The City is advising people to avoid the river areas and to use extreme caution along the dikes and other water courses, as the water level continues to rise and the current is fast-moving.
Our diking system protects our community.
A High Streamflow Advisory means that river levels are rising or expected to rise rapidly, but that no major flooding is expected. Minor flooding in low-lying areas is possible.
A Flood Watch means that river levels are rising and will approach or may exceed bankfull. Flooding of areas adjacent to affected rivers may occur.
A Flood Warning means that river levels have exceeded bankfull or will exceed bankfull imminently, and that flooding of areas adjacent to the rivers affected will result.
Floods - What To Do
Though governments at every level work to reduce the risk of floods, the first line of defence always rests with the individual. Each of us has a responsibility to protect our homes and families to the greatest extent possible. By planning ahead and taking sensible precautions, you can do your part to minimize flood damage.
Flash or sudden flooding, in which warning time is extremely limited, can result from other causes such as earthquakes, tsunamis or tidal waves, hurricanes, violent storms or bursting of dams. In all cases, local government authorities try to keep residents informed of developments in areas most likely to be affected by flooding. Regular media advisories will recommend actions people should take to limit or prevent disaster. As the need arises, more detailed instructions by municipal or provincial authorities will be given.

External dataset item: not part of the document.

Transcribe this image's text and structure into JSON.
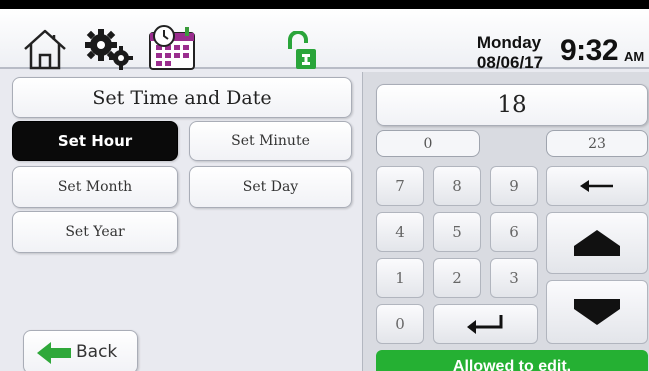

Before The Flood
- Ensure that you have a battery-powered radio in working order, with spare batteries, to listen to instructions from your local station.
- Prepare for a minimum of a one week emergency kit that includes food, water and medical supplies in an easy-to-carry container. In addition to the battery-powered radio and spare batteries, it should contain at least the following items:
- Flashlight with spare batteries
- Warm clothing, including waterproof outer garments and footwear
- All necessary medication
- Infant care items
- Personal toiletries
About the Freshet
Annually in May and June, British Columbia experiences a freshet. This occurs when accumulated snow at higher elevations melts, causing river levels to rise.
Due to rainfall and rapid snow melt, a high streamflow advisory may issued for the Lower Fraser River. A high streamflow advisory means that river levels are rising or expected to rise rapidly, but that no major flooding is expected. Minor flooding in low-lying areas, outside of the diking system is possible. Let us answer your questions regarding the freshet and how it affects you. Download our Freshet Fact Sheet.
Check out our Fact Sheets in our Resource Library to better prepare yourself and your family in the event of an emergency.